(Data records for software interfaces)
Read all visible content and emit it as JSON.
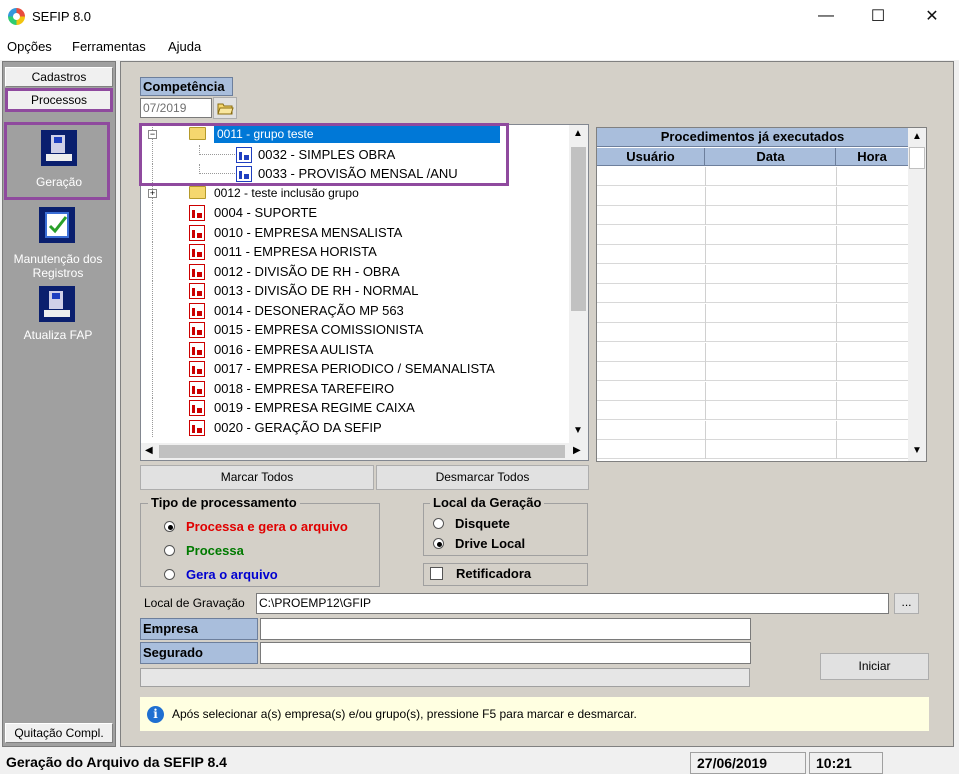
{
  "window": {
    "title": "SEFIP 8.0",
    "minimize": "—",
    "maximize": "☐",
    "close": "✕"
  },
  "menu": [
    "Opções",
    "Ferramentas",
    "Ajuda"
  ],
  "nav": {
    "tabs": [
      "Cadastros",
      "Processos"
    ],
    "items": [
      "Geração",
      "Manutenção dos Registros",
      "Atualiza FAP"
    ],
    "bottom": "Quitação Compl."
  },
  "competencia": {
    "label": "Competência",
    "value": "07/2019"
  },
  "tree": [
    {
      "label": "0011 - grupo teste",
      "type": "group",
      "expanded": true
    },
    {
      "label": "0032 - SIMPLES OBRA",
      "type": "child"
    },
    {
      "label": "0033 - PROVISÃO MENSAL /ANU",
      "type": "child"
    },
    {
      "label": "0012 - teste inclusão grupo",
      "type": "group"
    },
    {
      "label": "0004 - SUPORTE",
      "type": "company"
    },
    {
      "label": "0010 - EMPRESA MENSALISTA",
      "type": "company"
    },
    {
      "label": "0011 - EMPRESA HORISTA",
      "type": "company"
    },
    {
      "label": "0012 - DIVISÃO DE RH - OBRA",
      "type": "company"
    },
    {
      "label": "0013 - DIVISÃO DE RH - NORMAL",
      "type": "company"
    },
    {
      "label": "0014 - DESONERAÇÃO MP 563",
      "type": "company"
    },
    {
      "label": "0015 - EMPRESA COMISSIONISTA",
      "type": "company"
    },
    {
      "label": "0016 - EMPRESA AULISTA",
      "type": "company"
    },
    {
      "label": "0017 - EMPRESA PERIODICO / SEMANALISTA",
      "type": "company"
    },
    {
      "label": "0018 - EMPRESA TAREFEIRO",
      "type": "company"
    },
    {
      "label": "0019 - EMPRESA REGIME CAIXA",
      "type": "company"
    },
    {
      "label": "0020 - GERAÇÃO DA SEFIP",
      "type": "company"
    }
  ],
  "grid": {
    "title": "Procedimentos já executados",
    "columns": [
      "Usuário",
      "Data",
      "Hora"
    ]
  },
  "buttons": {
    "mark_all": "Marcar Todos",
    "unmark_all": "Desmarcar Todos",
    "browse": "...",
    "start": "Iniciar"
  },
  "tipo": {
    "title": "Tipo de processamento",
    "options": [
      {
        "label": "Processa e gera o arquivo",
        "color": "#e00000",
        "checked": true
      },
      {
        "label": "Processa",
        "color": "#007a00",
        "checked": false
      },
      {
        "label": "Gera o arquivo",
        "color": "#0000d0",
        "checked": false
      }
    ]
  },
  "local": {
    "title": "Local da Geração",
    "options": [
      {
        "label": "Disquete",
        "checked": false
      },
      {
        "label": "Drive Local",
        "checked": true
      }
    ]
  },
  "retificadora": "Retificadora",
  "gravacao": {
    "label": "Local de Gravação",
    "value": "C:\\PROEMP12\\GFIP"
  },
  "empresa": {
    "label": "Empresa",
    "value": ""
  },
  "segurado": {
    "label": "Segurado",
    "value": ""
  },
  "info": "Após selecionar a(s) empresa(s) e/ou grupo(s), pressione F5 para marcar e desmarcar.",
  "status": {
    "text": "Geração do Arquivo da SEFIP 8.4",
    "date": "27/06/2019",
    "time": "10:21"
  }
}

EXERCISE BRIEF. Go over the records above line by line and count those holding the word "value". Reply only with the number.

REPLY TO THE TASK. 4